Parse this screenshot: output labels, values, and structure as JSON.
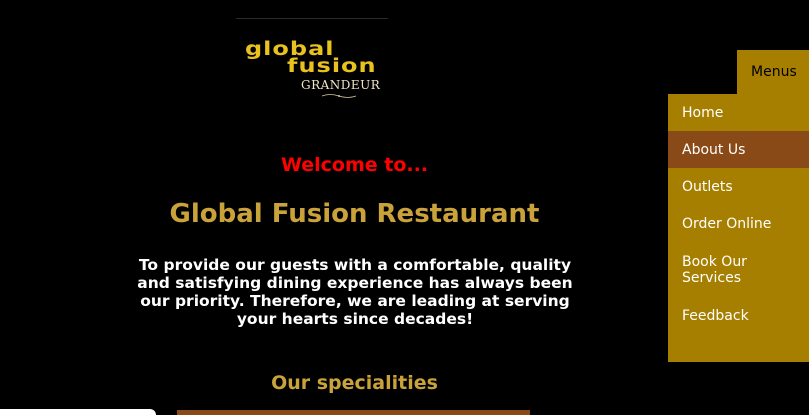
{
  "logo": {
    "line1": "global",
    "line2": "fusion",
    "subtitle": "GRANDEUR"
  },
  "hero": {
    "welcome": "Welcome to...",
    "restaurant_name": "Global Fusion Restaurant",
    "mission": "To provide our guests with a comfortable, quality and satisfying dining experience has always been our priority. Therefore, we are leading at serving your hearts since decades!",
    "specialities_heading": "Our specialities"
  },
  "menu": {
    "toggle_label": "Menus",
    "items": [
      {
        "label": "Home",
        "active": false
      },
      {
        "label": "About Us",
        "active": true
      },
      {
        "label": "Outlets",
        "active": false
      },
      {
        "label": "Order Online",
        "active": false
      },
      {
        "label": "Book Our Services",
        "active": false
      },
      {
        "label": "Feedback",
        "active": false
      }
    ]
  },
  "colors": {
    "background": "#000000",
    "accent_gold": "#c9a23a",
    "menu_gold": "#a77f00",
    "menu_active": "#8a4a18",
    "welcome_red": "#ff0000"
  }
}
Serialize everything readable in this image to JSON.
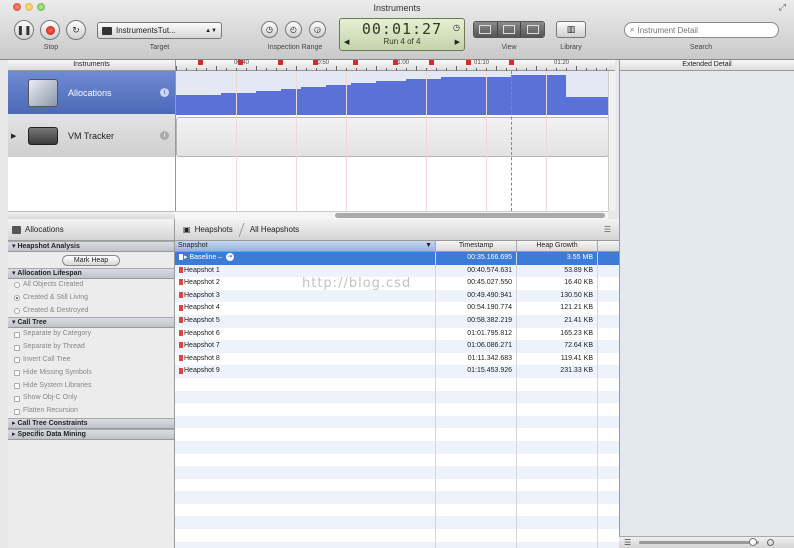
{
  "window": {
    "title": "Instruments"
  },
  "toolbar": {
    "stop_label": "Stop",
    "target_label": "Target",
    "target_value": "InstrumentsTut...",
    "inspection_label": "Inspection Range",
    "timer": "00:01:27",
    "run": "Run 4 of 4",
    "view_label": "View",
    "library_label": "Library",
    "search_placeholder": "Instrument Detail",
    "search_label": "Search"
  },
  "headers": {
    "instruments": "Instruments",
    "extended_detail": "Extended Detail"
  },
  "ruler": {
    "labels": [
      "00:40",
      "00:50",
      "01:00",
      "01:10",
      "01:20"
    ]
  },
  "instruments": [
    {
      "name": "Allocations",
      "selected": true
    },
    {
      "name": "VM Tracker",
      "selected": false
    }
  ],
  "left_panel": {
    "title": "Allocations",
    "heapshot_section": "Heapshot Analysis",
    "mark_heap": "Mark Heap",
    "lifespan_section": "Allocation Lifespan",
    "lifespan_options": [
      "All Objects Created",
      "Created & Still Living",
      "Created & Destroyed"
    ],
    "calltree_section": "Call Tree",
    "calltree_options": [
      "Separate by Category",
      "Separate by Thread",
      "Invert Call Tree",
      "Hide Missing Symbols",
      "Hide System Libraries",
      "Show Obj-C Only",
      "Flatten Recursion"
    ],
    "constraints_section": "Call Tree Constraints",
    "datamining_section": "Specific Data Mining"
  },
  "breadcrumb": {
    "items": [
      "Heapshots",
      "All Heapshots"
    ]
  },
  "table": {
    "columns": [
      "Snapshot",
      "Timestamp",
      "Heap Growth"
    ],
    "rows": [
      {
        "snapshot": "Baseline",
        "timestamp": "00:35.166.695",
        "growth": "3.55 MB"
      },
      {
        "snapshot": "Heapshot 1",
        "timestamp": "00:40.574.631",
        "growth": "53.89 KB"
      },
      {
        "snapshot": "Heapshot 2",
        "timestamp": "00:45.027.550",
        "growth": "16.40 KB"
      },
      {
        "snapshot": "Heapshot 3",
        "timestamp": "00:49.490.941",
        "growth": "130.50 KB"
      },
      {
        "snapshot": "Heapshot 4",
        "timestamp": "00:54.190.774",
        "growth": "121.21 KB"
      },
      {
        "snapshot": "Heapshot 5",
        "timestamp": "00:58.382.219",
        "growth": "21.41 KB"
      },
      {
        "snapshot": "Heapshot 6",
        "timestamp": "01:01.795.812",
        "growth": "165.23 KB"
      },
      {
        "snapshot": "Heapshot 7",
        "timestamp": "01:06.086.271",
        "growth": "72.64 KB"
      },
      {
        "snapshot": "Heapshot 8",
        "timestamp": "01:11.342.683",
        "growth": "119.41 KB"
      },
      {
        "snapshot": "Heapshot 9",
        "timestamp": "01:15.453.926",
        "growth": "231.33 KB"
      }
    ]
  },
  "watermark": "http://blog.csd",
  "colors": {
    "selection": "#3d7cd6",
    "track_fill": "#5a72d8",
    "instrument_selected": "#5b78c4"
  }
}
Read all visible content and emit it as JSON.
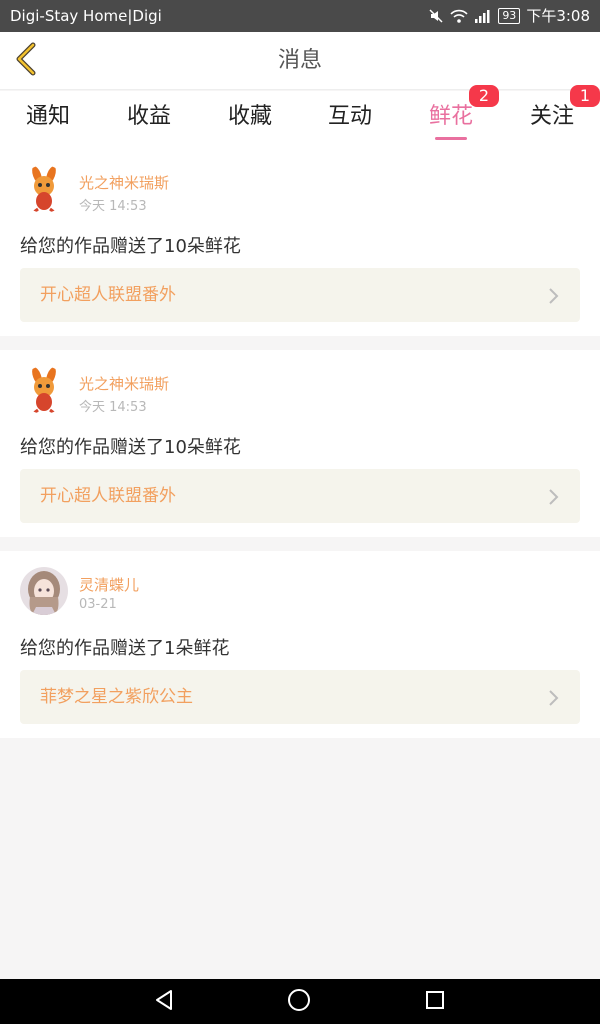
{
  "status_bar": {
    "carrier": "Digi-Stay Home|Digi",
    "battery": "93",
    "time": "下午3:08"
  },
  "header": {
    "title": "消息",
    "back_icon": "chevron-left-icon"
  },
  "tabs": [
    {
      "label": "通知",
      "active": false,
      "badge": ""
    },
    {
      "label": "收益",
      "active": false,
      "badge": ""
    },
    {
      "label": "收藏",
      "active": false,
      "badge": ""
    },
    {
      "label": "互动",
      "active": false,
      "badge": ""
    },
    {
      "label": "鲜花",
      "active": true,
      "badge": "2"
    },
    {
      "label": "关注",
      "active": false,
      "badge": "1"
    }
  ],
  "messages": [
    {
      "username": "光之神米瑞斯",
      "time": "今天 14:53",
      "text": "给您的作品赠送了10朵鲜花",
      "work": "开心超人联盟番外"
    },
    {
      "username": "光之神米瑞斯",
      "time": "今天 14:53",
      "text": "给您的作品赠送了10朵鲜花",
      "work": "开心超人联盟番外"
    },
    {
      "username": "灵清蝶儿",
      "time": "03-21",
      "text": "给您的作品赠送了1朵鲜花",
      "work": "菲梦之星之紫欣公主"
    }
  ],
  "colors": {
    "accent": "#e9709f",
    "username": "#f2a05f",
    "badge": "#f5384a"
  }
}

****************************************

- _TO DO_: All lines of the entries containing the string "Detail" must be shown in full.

- _SOLUTION TO THIS TASK_:
    "search_placeholder": "Instrument Detail",
    "extended_detail": "Extended Detail"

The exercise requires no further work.